Iraqi Interior Ministry spokesman Saad Maal said state security forces did not fire directly at protesters and blamed unnamed “vicious” shooters for the mass deaths and injuries. The government has opened an investigation to determine who shot the protesters and who ordered it, Maal said in a news conference on Oct. 6.
The assertion that security forces did not participate in the violence seemed to contradict an earlier statement on Oct. 14 from the Iraqi government, which admitted state security forces had used excessive force and promised to hold individuals accountable for violence against civilians.
An official with the prime minister’s office said in a statement to Reuters Wednesday that it would be “premature to lay the blame on any parties, whether from Hashid or other security forces, before we end the investigation. Let’s wait and see who gave the order ‘shoot to kill.’”
Iran’s role in responding to the demonstrations was another reminder of Tehran’s reach in Iraq, where a sizable number of former militia commanders are now members of parliament and support the Iranian agenda. Stability of the Iraqi government is in the best interests of Iran, which has been steadily amassing influence in Iraq since 2003, when the U.S.-led invasion toppled the Islamic Republic’s arch-enemy Saddam Hussein. Iran is Iraq’s biggest trading partner.
Iran's delegation to the United Nations did not immediately respond Wednesday afternoon to questions from Reuters about its support of militias and their involvement in the violence against protesters. Leaders of militias in Iraq have denied getting training and weapons from Iran.

SNIPERS ON ROOFTOPS
As protests entered their third day, on Oct. 3, snipers appeared on Baghdad rooftops. A Reuters cameraman who was covering the unrest near Baghdad’s Tahrir Square that afternoon said he saw a sniper, wearing a balaclava and dressed in black as he stood on top of an under-construction building that overlooked the demonstrations.
Protesters fled as the sniper opened fire. One protester who was shot in the head was carried away in a large crowd. Another who was shot in the head appeared to have died and was rushed off in a truck. When his phone rang, a friend recognized that the man’s brother was calling.
“Don’t tell him he died,” the friend said.
The protests started Oct. 1 amid public rage over chronic shortages of jobs, electricity and clean water. Iraqis blame politicians and officials for systemic corruption that has prevented Iraq from recovering after years of sectarian violence and a devastating war to defeat Islamic State.
Any vacuum of power could prove challenging for the region, given that Baghdad is an ally of both the United States and Iran, who are locked in their own political standoff. Thousands of U.S. troops are stationed in the country in positions not far from those of Iran-backed Shi’ite militias.
The second security source told Reuters that the snipers were using radio communications equipment that was provided by Iran and is difficult to intercept, giving the groups an essentially private network.
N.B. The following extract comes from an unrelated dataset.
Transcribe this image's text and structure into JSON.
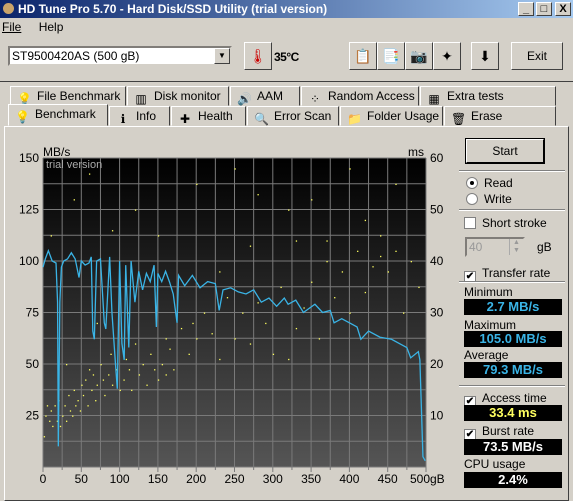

A group of senior commanders from Iran’s Revolutionary Guards traveled to Iraq on the second day of the protests and met with Iraqi intelligence and security officials, according to a diplomat in the region familiar with Iran’s decision-making process. After the meeting, senior Revolutionary Guard officers with experience in curbing civil unrest continued to advise the Iraqi government, the diplomat said, although no Iranian soldiers were deployed.
A senior commander of one of the Iran-backed militias - who said his group was not involved in efforts to stop the protests or the resulting violence - said Tehran consulted closely with forces trying to quell the demonstrations.
“After two days, they jumped in and supplied the government and militias with intelligence,” the militia leader told Reuters. “Iranian advisors insisted on having a role and warned us that the ongoing protests, if not reversed, will undermine the government of Abdul Mahdi.”